Meridian wealth advisor highlights need to balance asset location and allocation in long-term financial planning
For the vast majority of Canadians, maximizing their RRSP contributions from year to year is a no-brainer. But according to Paul Shelestowsky, there’s a downside to following that conventional wisdom too closely.
“When I talk to my members, I tell them that is there is such a thing as too much money in RRSPs,” Shelestowsky, senior wealth advisor at Meridian Credit Union, told Wealth Professional.
His advice is informed by personal experience. His mother passed away at age 58, leaving all her RRSP assets to his father; when the father unfortunately died two years later, half of the RRSP money went to the government. Because they had not lived to ripe old ages, they didn’t have the time most people need to transition from retirement planning to estate planning.
“When I plan with my members, I don’t just look at how much money they have left to live on,” Shelestowsky said. “You might want to pass on a significant amount of wealth, in which case moving some assets to a TFSA or a joint non-registered account, from which assets are more easily transferred to future generations, can make a lot of sense.”
To account for longevity risk, he said, his financial plans consider clients’ income requirements going up to age 90. But at the same time, he wants to minimize the tax exposure of their estate, which means moving the planning conversation beyond asset allocation and into the realm of asset location.
“I have people who feel that they have too much money, so they’d rather gift some of it or spend more of it during early retirement than think about the tax liability of their estate.
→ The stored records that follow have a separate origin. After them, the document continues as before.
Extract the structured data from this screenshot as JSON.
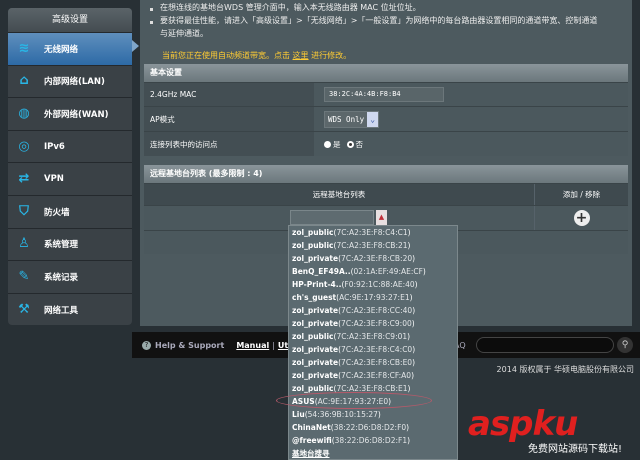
{
  "sidebar": {
    "title": "高级设置",
    "items": [
      {
        "label": "无线网络",
        "icon": "wifi-icon",
        "glyph": "≋"
      },
      {
        "label": "内部网络(LAN)",
        "icon": "home-icon",
        "glyph": "⌂"
      },
      {
        "label": "外部网络(WAN)",
        "icon": "globe-icon",
        "glyph": "◍"
      },
      {
        "label": "IPv6",
        "icon": "ipv6-globe-icon",
        "glyph": "◎"
      },
      {
        "label": "VPN",
        "icon": "vpn-icon",
        "glyph": "⇄"
      },
      {
        "label": "防火墙",
        "icon": "shield-icon",
        "glyph": "⛉"
      },
      {
        "label": "系统管理",
        "icon": "user-admin-icon",
        "glyph": "♙"
      },
      {
        "label": "系统记录",
        "icon": "log-edit-icon",
        "glyph": "✎"
      },
      {
        "label": "网络工具",
        "icon": "wrench-icon",
        "glyph": "⚒"
      }
    ]
  },
  "notes": [
    "在想连线的基地台WDS 管理介面中，输入本无线路由器 MAC 位址位址。",
    "要获得最佳性能，请进入「高级设置」>「无线网络」>「一般设置」为网络中的每台路由器设置相同的通道带宽、控制通道",
    "与延伸通道。"
  ],
  "warning": {
    "prefix": "当前您正在使用自动频道带宽。点击 ",
    "link": "这里",
    "suffix": " 进行修改。"
  },
  "basic": {
    "title": "基本设置",
    "mac_label": "2.4GHz MAC",
    "mac_value": "38:2C:4A:4B:F8:B4",
    "ap_label": "AP模式",
    "ap_value": "WDS Only",
    "list_label": "连接列表中的访问点",
    "yes": "是",
    "no": "否"
  },
  "remote": {
    "title": "远程基地台列表 (最多限制 : 4)",
    "col1": "远程基地台列表",
    "col2": "添加 / 移除",
    "input_value": ""
  },
  "dropdown": [
    {
      "name": "zol_public",
      "mac": "7C:A2:3E:F8:C4:C1"
    },
    {
      "name": "zol_public",
      "mac": "7C:A2:3E:F8:CB:21"
    },
    {
      "name": "zol_private",
      "mac": "7C:A2:3E:F8:CB:20"
    },
    {
      "name": "BenQ_EF49A..",
      "mac": "02:1A:EF:49:AE:CF"
    },
    {
      "name": "HP-Print-4..",
      "mac": "F0:92:1C:88:AE:40"
    },
    {
      "name": "ch's_guest",
      "mac": "AC:9E:17:93:27:E1"
    },
    {
      "name": "zol_private",
      "mac": "7C:A2:3E:F8:CC:40"
    },
    {
      "name": "zol_private",
      "mac": "7C:A2:3E:F8:C9:00"
    },
    {
      "name": "zol_public",
      "mac": "7C:A2:3E:F8:C9:01"
    },
    {
      "name": "zol_private",
      "mac": "7C:A2:3E:F8:C4:C0"
    },
    {
      "name": "zol_private",
      "mac": "7C:A2:3E:F8:CB:E0"
    },
    {
      "name": "zol_private",
      "mac": "7C:A2:3E:F8:CF:A0"
    },
    {
      "name": "zol_public",
      "mac": "7C:A2:3E:F8:CB:E1"
    },
    {
      "name": "ASUS",
      "mac": "AC:9E:17:93:27:E0"
    },
    {
      "name": "Liu",
      "mac": "54:36:9B:10:15:27"
    },
    {
      "name": "ChinaNet",
      "mac": "38:22:D6:D8:D2:F0"
    },
    {
      "name": "@freewifi",
      "mac": "38:22:D6:D8:D2:F1"
    }
  ],
  "dropdown_footer": "基地台搜寻",
  "footer": {
    "help": "Help & Support",
    "manual": "Manual",
    "sep": "|",
    "utility": "Utility",
    "faq": "AQ"
  },
  "copyright": "2014 版权属于 华硕电脑股份有限公司",
  "watermark": {
    "logo": "aspku",
    "sub": "免费网站源码下载站!"
  }
}
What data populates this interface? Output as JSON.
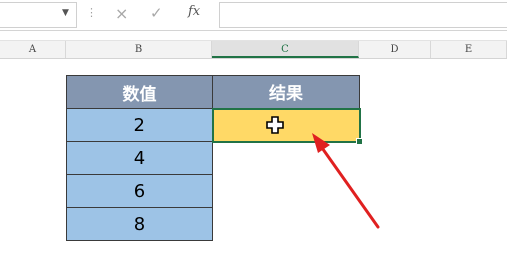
{
  "formula_bar": {
    "name_box_value": "",
    "formula_value": "",
    "cancel_glyph": "×",
    "enter_glyph": "✓",
    "fx_label": "fx"
  },
  "column_headers": [
    "A",
    "B",
    "C",
    "D",
    "E"
  ],
  "selected_column": "C",
  "table": {
    "header_value": "数值",
    "header_result": "结果",
    "values": [
      "2",
      "4",
      "6",
      "8"
    ],
    "result_cell_value": ""
  },
  "colors": {
    "header_fill": "#8496b0",
    "value_fill": "#9dc3e6",
    "result_fill": "#ffd966",
    "selection_border": "#217346",
    "arrow": "#e02020"
  },
  "icons": [
    "dropdown-arrow-icon",
    "cancel-icon",
    "enter-icon",
    "fx-icon",
    "cell-cursor-icon",
    "annotation-arrow-icon"
  ]
}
At that point, we do the math to see what that does to their long-term income,” he said. “When we determine they can safely expect to have enough income to age 90, I ask ‘what happens if you were to pass on at age 75?’ At that point, we figure out what’s subject to probate, what can go to their estate tax-free, and whether the client would be ok with those outcomes.”
Deciding to move assets to a different location, he stressed, should not come at the cost of jeopardizing the client’s net worth. A 65-year-old client who has a pension through CPP or OAS, for example, might want to move $100,000 from their RRSP or RRIF into their TFSA. But they have to consider the tax friction involved: try to move that amount in a single year, and 40% of it will be lost to taxes, while moving $10,000 yearly over 10 years means losing just 20%.
“I do a lot of work with clients who are retired, and they’ll wonder why we’re showing money coming out of their RRIFs instead of non-registered accounts, which would be non-taxable transactions,” he said. “I tell them that in a perfect world, you’d want your estate to be entirely in non-registered and TFSA money when you die. But because we don’t know when that will happen, you also want to hedge against the risk of your passing away early and potentially not fully depleting your RRSP or RRIF.”
Conversely, Shelestowsky said, it’s important to not just accept a client’s instruction to add to their RRSPs out of hand. A $10,000 RRSP contribution might make perfect sense for clients with income on the order of $200,000 a year. But advisors should have more questions for those making $40,000, such as whether they’ve maxed out their TFSA, or if they have a joint non-registered account with their spouse where they can still make contributions.
“We’ve learned to ask a lot of these questions over time,” he said. “I remember in the ‘90s when I was doing RRSPs, and we didn’t have TFSAs yet. We’d have cases where a retiree teacher had built up $300,000 in their RRSPs over the years, and they’re getting $60,000 from their pension, $10,000 from their CPP, and $5,000 from OAS, which put their gross income at $75,000.”
As Shelestowsky explained, the difficulties for those clients start at age 71, when they are obligated to convert their RRSPs to RRIFs and start taking money out. The inevitable upshot, he said, is that they would trigger OAS clawbacks as they cross the $75,000 threshold. And because teachers generally have relatively low salaries, their income at retirement would be on par with the income they received during their working years, which means they’d effectively be giving even more of their money to the government.
“Things have changed since then,” he said. “As advisors, we’ve become better at seeing the big picture, and we have more options, including TFSAs and joint nonregistered accounts, for our members to shelter their money.”
And while Shelestowsky isn’t life-licensed, he does recognize the estate-planning benefits of life insurance policies, particularly as the policyholder can name a beneficiary to insulate assets from the probate process. To some, that may be a better option compared to a nonregistered joint spousal account, where assets would get probated in the event that both spouses pass away.
But insurance policies also involve more costs; since probate fees in Ontario are approximately 1.5%, Shelestowsky advises his members to use that number as a baseline when determining whether a particular life insurance policy would be too costly to take on.
“At the end of the day, I always tell my members that you can’t just do an intergenerational transfer without a plan,” he said. “You can go in with the best of intentions and hope things go well, but without considering the long-term tax implications, you’d be risking too much of your estate.”